The contractor working on the Western by-pass resumed work at the Kibagare Karura slums after the Central Regional Commissioner, Mr. Wilfred Nyagwanga, constituted a committee to work on the resettlement of affected families.
The Commissioner who led the Presidential Delivery Unit and the Kiambu CDICC on a tour of projects directed that the concerned parties promptly convene a meeting to chart out a better way of resettling the affected families.
He said public participation was critical in ensuring that the concerns of the 32 families found settled where the proposed bypass project was being undertaken was addressed to facilitate amicable relocation and resumption of the road construction.
Construction of the road at the Kibagare slums located in Kiambaa Sub-county of Kiambu County, had briefly stalled for a while after the contractor was unable to progress with his work after he found settlements along the road reserves.
Preliminary reports indicated that the residents had refused to give the contractor access to continue with the project unless they were resettled elsewhere arguing that they had lived there for years.
The stalemate got the attention of Wanyanga who directed that a team be tasked to oversee the smooth removal of structures along the road corridor to pave way for the road around the interchange.

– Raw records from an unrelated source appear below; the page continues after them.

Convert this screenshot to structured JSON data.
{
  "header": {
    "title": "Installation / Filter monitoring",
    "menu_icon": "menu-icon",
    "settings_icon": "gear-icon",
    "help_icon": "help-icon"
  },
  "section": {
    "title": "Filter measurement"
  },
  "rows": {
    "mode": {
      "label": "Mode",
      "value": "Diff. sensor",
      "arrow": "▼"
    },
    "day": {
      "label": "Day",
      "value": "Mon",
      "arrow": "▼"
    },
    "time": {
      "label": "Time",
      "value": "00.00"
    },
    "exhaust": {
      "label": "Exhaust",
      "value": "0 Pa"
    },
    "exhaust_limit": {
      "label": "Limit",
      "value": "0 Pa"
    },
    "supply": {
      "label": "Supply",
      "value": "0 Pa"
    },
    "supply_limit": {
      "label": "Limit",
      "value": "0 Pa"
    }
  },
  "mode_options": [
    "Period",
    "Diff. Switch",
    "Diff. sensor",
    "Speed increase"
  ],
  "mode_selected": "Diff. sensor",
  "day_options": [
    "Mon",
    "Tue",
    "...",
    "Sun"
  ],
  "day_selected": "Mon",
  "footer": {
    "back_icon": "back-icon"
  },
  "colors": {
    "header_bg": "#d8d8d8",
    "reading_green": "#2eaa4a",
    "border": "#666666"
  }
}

The team surveyed the road and identified that the affected families were 32 and a church.
In line with instructions from the Regional Commissioner, area Deputy County Commissioner (DCC), Mr. Peter Maina, held a public participation exercise at the plot.
Maina explained to the residents that it was in the interest of area development that the road construction is being done hence their relocation.
He also assured them that the public water point would be restored immediately they moved.
DCC Maina told the affected families that they should not fear of possible eviction and he assured them that the team would carry out the exercise with utmost courtesy and humanity during the transition.
Through public participation, they agreed that KeNHA and the contractor will flatten the area around the new public toilet to create space for relocation.
Once the space is ready, the affected families will be coordinated by the area Chief and their village elders to the created space by Friday this week.
However, the affected families expressed their fears that they were likely to be permanently evicted during the exercise as the project could consume most the road reserve but they were assured that those displaced will be relocated to an alternative site.
They also raised concern over the handing power lines after some were reportedly left bare but Engineer George Amingh of KENHA promised to take up the matter with KPLC .
During the tour, the team learnt that the families were to be relocated downstream towards the river. The area MCA Mr. Solomon Kinuthia explained that if a tipper would be availed, they would flatten some plot towards the area which is conspicuously riparian land.
The exercise comes after Nyagwanga stopped an earlier relocation of families to a riparian land, saying the government had outlawed settlement in such areas as they were prone to floods and landslides, during the rainy seasons and pose a risk to the residents.
During the public participation, Engineer Mugo Kimani, the County Executive (CEC) Member (CECM) for Roads assured the people that their welfare would be taken care of during the transition period.
By Lydia Shiloya